Pivoting-Moving Inside a Network
Pivoting is a network security method used by attackers to migrate from one
compromised system to another inside a network in order to get access to more resources or sensitive information.
If an attacker has successfully gotten access to a single system inside a network, the attacker will often pivot. They then utilize that system as a "pivot point" or launching point for more assaults and access to other systems in the network.
For example, an attacker who gains access to a workstation on a company's network may use that workstation as a springboard to other devices on the network, such as servers or other workstations. The attacker can then exploit those systems to gain further access, collect sensitive data, or launch other assaults.
For attackers, pivoting may be a particularly powerful approach since it allows them to move laterally across a network while avoiding detection by typical security measures. To prevent pivoting, network administrators must install strict access rules and monitor network traffic for signals of unusual behavior on a frequent basis.
The ability to pivot and move inside a network is a critical talent for any security expert in the realm of computer networking. This method entails leveraging hacked network devices to get access to other sections of the network and possibly sensitive information. In this post, we will look at the notion of pivoting-moving inside a network-its relevance in network security, and some best practices for properly applying it.
What exactly is pivoting-moving inside a network?
The technique of leveraging a hacked device or computer inside a network as a springboard to access additional devices and systems on the same network is known as pivoting-moving. It is a strategy frequently used by attackers that have successfully penetrated a network and are looking to broaden their reach and access to sensitive information.
The basic idea behind pivoting and moving is straightforward: once a network device has been hacked, the attacker can utilize that device to pivot or move laterally inside the network. This can be accomplished by exploiting flaws in other devices, gaining access to other systems using stolen credentials, or even installing backdoors that allow remote access to other workstations.
The Significance of Internal Network Pivoting
In the field of network security, pivoting-moving inside a network is an important method. It enables security experts to assess the breadth of a breach and the level of damage done. Security experts can efficiently limit a breach and avoid future harm by recognising and tracing an attacker's movement within a network.
Pivoting-moving is also necessary for comprehending the many layers of a network and how they interact with one another. This knowledge is essential for putting in place strong security measures that will guard against future assaults. Security experts can detect possible vulnerabilities and build mitigation techniques by knowing how an attacker moves within a network.

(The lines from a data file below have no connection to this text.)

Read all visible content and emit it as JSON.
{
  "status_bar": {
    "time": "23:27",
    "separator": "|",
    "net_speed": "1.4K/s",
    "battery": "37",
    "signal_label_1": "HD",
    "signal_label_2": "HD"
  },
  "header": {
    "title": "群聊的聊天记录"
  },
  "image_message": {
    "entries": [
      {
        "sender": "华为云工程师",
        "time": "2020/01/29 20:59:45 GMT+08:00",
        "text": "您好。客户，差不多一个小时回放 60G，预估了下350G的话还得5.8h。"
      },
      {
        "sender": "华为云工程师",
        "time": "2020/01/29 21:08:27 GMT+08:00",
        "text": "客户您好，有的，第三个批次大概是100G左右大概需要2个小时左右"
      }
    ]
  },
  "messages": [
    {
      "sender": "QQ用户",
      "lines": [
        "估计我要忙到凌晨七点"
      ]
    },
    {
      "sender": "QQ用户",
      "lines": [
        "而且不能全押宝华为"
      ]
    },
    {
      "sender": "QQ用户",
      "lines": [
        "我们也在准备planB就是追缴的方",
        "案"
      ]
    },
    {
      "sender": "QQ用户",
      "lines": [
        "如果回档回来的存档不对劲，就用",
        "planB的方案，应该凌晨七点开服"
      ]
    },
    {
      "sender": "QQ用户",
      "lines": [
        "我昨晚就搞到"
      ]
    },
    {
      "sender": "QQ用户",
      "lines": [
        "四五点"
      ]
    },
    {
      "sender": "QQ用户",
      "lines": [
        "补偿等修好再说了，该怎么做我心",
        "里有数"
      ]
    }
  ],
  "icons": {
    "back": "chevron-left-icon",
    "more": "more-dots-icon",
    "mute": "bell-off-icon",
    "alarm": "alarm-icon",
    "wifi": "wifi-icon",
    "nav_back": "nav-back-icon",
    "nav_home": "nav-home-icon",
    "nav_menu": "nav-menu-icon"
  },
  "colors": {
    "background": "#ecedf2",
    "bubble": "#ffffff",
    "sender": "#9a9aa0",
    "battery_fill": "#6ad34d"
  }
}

Best Approaches for Introducing Pivoting-Moving Inside a Network
When it comes to executing pivoting-moving inside a network, security experts should keep the following best practises in mind:
For network security specialists, pivoting-moving inside a network is a vital approach. Security experts may build efficient techniques for minimizing breaches and safeguarding against future assaults by knowing the many layers of a network and how they interact with one another. Organizations may strengthen their entire security posture and guard against possible attacks by using best practices such as segmentation, network monitoring, access controls, and frequent testing.